The turtle park is open daily from April to November. Admission is $8.50 for adults and $5 for children.
Napoleonic heritage steals the spotlight in Ajaccio. A multitude of tributes and monuments stand in homage to Corsica’s favorite son. The town’s center, The Place de Gaulle, showcases a grand bronze statue of Napoleon on horseback towering over his four brothers.
Also, Napoleon Bonaparte’s birthplace, a modest three-storey residence, is now a museum devoted to the early life of the outcast and exiled former French emperor and the Bonaparte family.

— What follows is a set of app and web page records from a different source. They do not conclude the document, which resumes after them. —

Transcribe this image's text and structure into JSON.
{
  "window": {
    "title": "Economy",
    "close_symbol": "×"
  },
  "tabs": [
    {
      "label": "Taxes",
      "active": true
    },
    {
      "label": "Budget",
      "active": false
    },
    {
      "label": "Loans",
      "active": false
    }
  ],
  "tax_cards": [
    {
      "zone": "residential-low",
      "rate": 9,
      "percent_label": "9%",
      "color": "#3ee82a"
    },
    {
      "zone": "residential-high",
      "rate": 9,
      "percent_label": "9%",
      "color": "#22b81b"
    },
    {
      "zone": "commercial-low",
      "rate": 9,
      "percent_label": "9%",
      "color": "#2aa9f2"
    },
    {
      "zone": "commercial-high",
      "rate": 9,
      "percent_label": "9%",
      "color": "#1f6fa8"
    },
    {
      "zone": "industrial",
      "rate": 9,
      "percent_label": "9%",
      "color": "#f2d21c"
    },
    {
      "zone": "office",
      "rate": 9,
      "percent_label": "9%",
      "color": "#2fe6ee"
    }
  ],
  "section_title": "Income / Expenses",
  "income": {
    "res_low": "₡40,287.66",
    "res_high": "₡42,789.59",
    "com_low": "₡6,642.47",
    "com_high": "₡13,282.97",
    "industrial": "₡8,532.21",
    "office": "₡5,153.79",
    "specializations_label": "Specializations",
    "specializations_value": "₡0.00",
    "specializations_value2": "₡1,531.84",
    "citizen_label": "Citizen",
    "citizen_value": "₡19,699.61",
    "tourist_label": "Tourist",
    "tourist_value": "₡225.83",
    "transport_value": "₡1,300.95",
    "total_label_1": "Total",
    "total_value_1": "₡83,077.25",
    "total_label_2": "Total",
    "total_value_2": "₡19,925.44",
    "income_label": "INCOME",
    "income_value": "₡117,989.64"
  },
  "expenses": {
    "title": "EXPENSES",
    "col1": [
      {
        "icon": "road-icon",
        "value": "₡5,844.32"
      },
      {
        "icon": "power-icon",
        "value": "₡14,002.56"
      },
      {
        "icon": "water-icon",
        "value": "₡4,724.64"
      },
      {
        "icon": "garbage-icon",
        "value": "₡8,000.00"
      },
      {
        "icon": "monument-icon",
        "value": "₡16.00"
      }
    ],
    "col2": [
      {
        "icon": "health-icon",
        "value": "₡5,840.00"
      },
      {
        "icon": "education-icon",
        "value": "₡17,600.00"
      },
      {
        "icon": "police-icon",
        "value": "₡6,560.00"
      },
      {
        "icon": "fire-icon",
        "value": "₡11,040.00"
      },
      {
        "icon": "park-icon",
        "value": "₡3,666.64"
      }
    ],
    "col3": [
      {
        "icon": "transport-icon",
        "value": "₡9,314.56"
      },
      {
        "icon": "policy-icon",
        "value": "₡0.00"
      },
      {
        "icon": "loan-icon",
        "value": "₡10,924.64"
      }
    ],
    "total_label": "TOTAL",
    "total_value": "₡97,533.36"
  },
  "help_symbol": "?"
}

Considering its laid-back nature, Ajaccio is truly an urbane shopping experience. Designer labels, artisan crafted jewelry, and one of a kind artwork can all be discovered in the old Genoese town.
On weekends, one of the largest farmers markets on the Corsican island can be found in Ajaccio at Campinchi Square. This vibrant marketplace offers the health conscious a wide selection of uniquely Mediterranean offerings, including vine ripened produce, fig jams, goat cheese, wild boar sauces as well as fresh olives and almonds galore.
Keep in mind, Corsica has nine distinctive grape growing regions throughout the island, so, while at the farmers market, don’t forget the wine. Be sure to grab a bottle of the dessert wine, Muscat du Cap Corse, a Corsican specialty, as well as a bottle of the traditional Sardinian myrtle berry liqueur.
After all, they don’t refer to the Mediterranean diet as “the wine lover’s diet” for nothing.
Mark Vanek is a seasoned world traveler. Each month he heads to Charlotte Douglas-International Airport where he flies standby to a destination in the U.S. or abroad. Mark doesn’t let missed connections, overbooked flights or bad weather get in his way.